*For Colored Girls (R)
Carmike 10, Chapel Hills 15, Cinemark 16, Hollywood Interquest, Tinseltown
Indie filmmaker Tyler Perry has spun an unlikely career out of catering to underserved black audiences with excruciatingly unwatchable films. Often, they feature Perry himself in an old-lady fat suit. Oddly, audiences have eaten them up, when the presumed reaction to them might be embarrassment.
Now, finally, Perry has made a film that doesn't pander, that has something meaningful to say — something actually worth hearing — and that is more than merely watchable. For Colored Girls is an extraordinary ode to the lives of women. These women happen to be black, but many of their trials will be familiar to all women of all colors. Any man who'd like an insight into the complexity of modern women's lives should give this film a look, too.
Based on the poem/play by Ntozake Shange titled "For Colored Girls Who Have Considered Suicide When the Rainbow Is Enuf," the film interweaves the stories of women young and old, rich and poor, in difficult romantic partnerships and alone. All are navigating complicated relationships with siblings and mothers, bosses and employees, while the larger world gives them little regard and less respect.
There's Phylicia Rashad's Gilda, who keeps a weather eye on her neighbors, party girl Tangie (Thandie Newton) and frazzled working mother Crystal (Kimberly Elise), who is also contending with an abusive husband (Michael Ealy). Crystal works for bitch-on-wheels Jo (Janet Jackson). Social worker Kelly (Kerry Washington) is keeping an eye on Crystal's kids. Tangie is fighting with her mom, Alice (Whoopi Goldberg). Juanita (Loretta Devine) is giving romance one last shot before she kicks her boyfriend out. Yasmine (Anika Noni Rose) has a sweet new boyfriend who's coming to her place for the first time ...
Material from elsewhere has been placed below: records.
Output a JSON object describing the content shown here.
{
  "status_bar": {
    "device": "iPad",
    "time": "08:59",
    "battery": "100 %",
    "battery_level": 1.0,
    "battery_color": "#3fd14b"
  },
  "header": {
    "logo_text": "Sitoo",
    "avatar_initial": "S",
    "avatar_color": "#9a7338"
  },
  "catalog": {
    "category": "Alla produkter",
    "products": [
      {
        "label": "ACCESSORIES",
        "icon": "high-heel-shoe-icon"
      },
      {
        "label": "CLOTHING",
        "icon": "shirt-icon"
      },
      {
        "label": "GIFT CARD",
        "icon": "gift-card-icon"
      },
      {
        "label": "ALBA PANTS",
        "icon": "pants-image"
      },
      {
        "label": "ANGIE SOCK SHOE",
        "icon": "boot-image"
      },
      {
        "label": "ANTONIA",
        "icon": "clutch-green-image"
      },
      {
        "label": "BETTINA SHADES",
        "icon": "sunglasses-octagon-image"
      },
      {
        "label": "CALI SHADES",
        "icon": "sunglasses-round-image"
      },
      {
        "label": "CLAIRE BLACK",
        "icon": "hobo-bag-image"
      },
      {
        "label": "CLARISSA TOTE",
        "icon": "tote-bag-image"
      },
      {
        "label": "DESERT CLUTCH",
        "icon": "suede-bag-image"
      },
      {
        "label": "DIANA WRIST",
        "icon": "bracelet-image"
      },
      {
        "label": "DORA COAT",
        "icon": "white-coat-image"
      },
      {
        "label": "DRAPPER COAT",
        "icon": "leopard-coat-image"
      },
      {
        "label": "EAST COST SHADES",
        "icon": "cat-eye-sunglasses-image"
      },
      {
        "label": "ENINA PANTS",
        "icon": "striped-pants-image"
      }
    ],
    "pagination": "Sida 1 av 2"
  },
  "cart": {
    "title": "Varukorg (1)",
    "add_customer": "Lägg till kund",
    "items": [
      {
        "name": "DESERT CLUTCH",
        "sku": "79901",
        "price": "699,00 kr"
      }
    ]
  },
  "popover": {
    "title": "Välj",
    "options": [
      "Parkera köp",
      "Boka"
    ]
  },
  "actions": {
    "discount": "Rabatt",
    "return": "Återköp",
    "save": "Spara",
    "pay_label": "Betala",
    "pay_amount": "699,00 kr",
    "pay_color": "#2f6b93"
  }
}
Like last year's Precious, this is often a hard movie to watch. Perry graphically broaches matters from rape and abortion to unsafe sex and domestic violence. This isn't a joyful movie, except in, paradoxically, a mournful sense: in finding the strength not to let really bad shit keep you down and in finding the power to do what needs to be done and move forward rather than sitting still. That mustering of inner resources and the flaying bare of inner desires and anxieties comes when the movie pauses to let these rare women — we simply don't see many like them handled with such honest rawness on film — deliver Shange's verse in the manner of Shakespearean monologue. (Think: how characters in cheerier movies break into song at dramatic, emotional moments.)
That sense of heightened reality makes forgivable the melodrama into which Perry's adaptation of those poems sometimes descends. It's all slightly less preposterous than it might otherwise feel. For Colored Girls is far from perfect, but it is honest and insightful regarding the lives of women. Which would be enough to applaud it, but it also features heartfelt performances by actresses who rarely have the chance to work with material like this on screen. Loretta Devine, in particular, shrugs off lame comedic routines, demonstrating a real ability to act.
Now the question is: Will the audiences who've flocked to Perry's insulting, idiotic films about a fake woman turn out to see a downer of a movie about real women?